If We Let Them the Boys Will Embrace Us
FINALIST FOR 2016 AUBURN WITNESS POETRY PRIZE HONORING JAKE ADAM YORK
wrestling on the ground, says Rilke, “like some dumb animal
set upon by bees.”
They suffer. And to know is enough. We exhaust ourselves
with each other. “Like it was making him mad,” says the officer,
“that I’m shooting at him.”
It’s the same thing, saying something different.
How the paper calls it
“animal-on-animal hate,” or the way the docent describes Piero de Cosimo’s painting

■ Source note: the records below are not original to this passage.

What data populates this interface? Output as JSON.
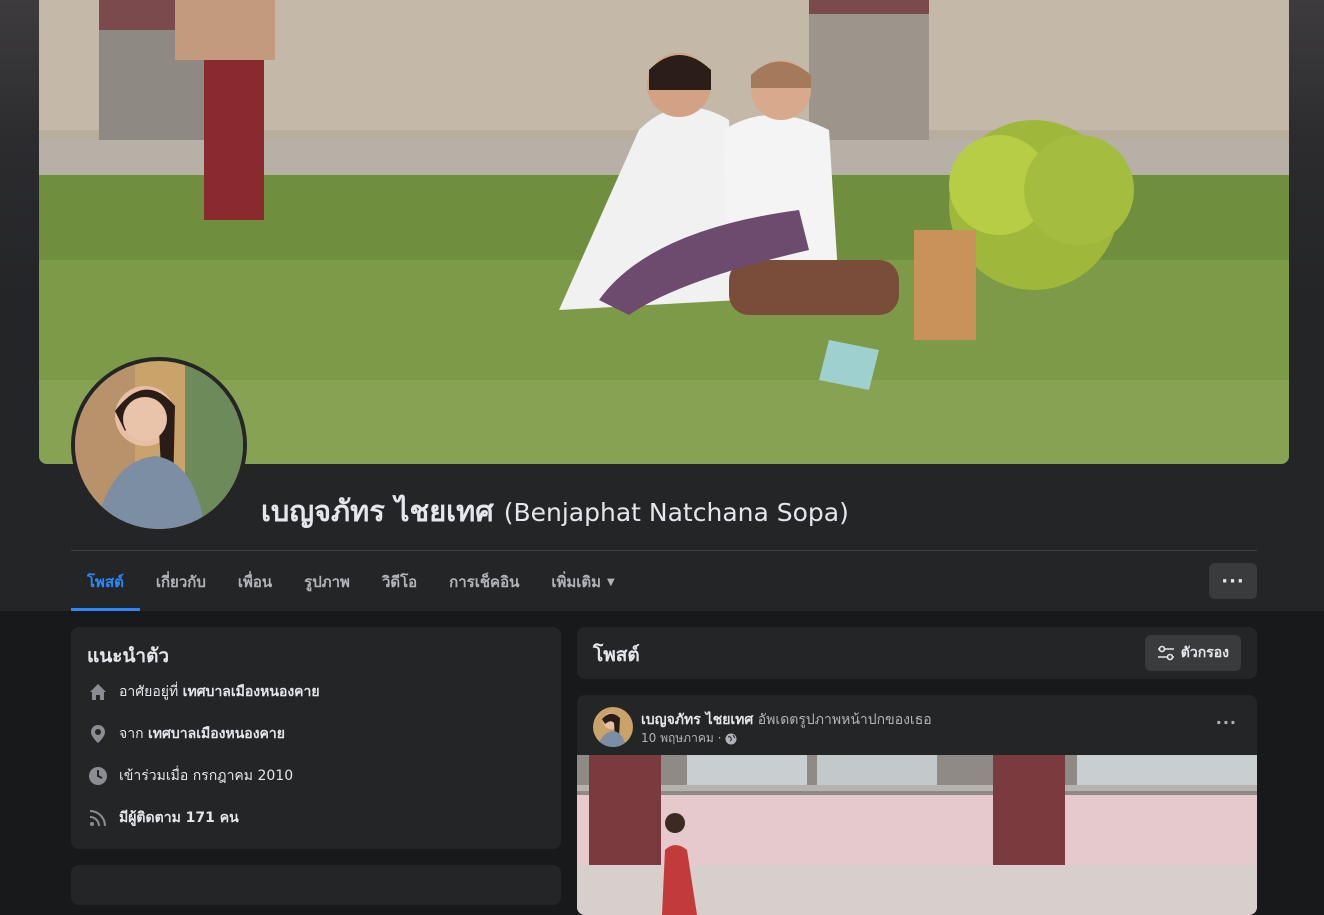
{
  "profile": {
    "name": "เบญจภัทร ไชยเทศ",
    "alt_name": "(Benjaphat Natchana Sopa)"
  },
  "tabs": [
    {
      "label": "โพสต์",
      "active": true
    },
    {
      "label": "เกี่ยวกับ"
    },
    {
      "label": "เพื่อน"
    },
    {
      "label": "รูปภาพ"
    },
    {
      "label": "วิดีโอ"
    },
    {
      "label": "การเช็คอิน"
    },
    {
      "label": "เพิ่มเติม"
    }
  ],
  "more_button": "···",
  "intro": {
    "title": "แนะนำตัว",
    "lives_prefix": "อาศัยอยู่ที่",
    "lives_value": "เทศบาลเมืองหนองคาย",
    "from_prefix": "จาก",
    "from_value": "เทศบาลเมืองหนองคาย",
    "joined": "เข้าร่วมเมื่อ กรกฎาคม 2010",
    "followers": "มีผู้ติดตาม 171 คน"
  },
  "posts_header": {
    "title": "โพสต์",
    "filter_label": "ตัวกรอง"
  },
  "post": {
    "author": "เบญจภัทร ไชยเทศ",
    "action": "อัพเดตรูปภาพหน้าปกของเธอ",
    "date": "10 พฤษภาคม ·",
    "menu": "···"
  },
  "colors": {
    "accent": "#2d88ff",
    "background": "#18191a",
    "card": "#242526",
    "button": "#3a3b3c",
    "text_primary": "#e4e6eb",
    "text_secondary": "#b0b3b8"
  },
  "icons": {
    "home": "home-icon",
    "location": "location-pin-icon",
    "clock": "clock-icon",
    "rss": "rss-icon",
    "filter": "filter-icon",
    "globe": "globe-icon",
    "caret": "caret-down-icon"
  }
}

of a man pulling a bear off a lion eating another bear “justice,” or what the woman
at the checkout counter says to me, “the devil is busy, the devil is always busy.”
It is ourselves not listening, while what’s heard goes on, calling
them home for dinner, another boy, all those thugs.
How can we forget?
“I’ve had my dead, and I’ve let them go,” says Rilke. So consoled,
the poet, so at home. Like that.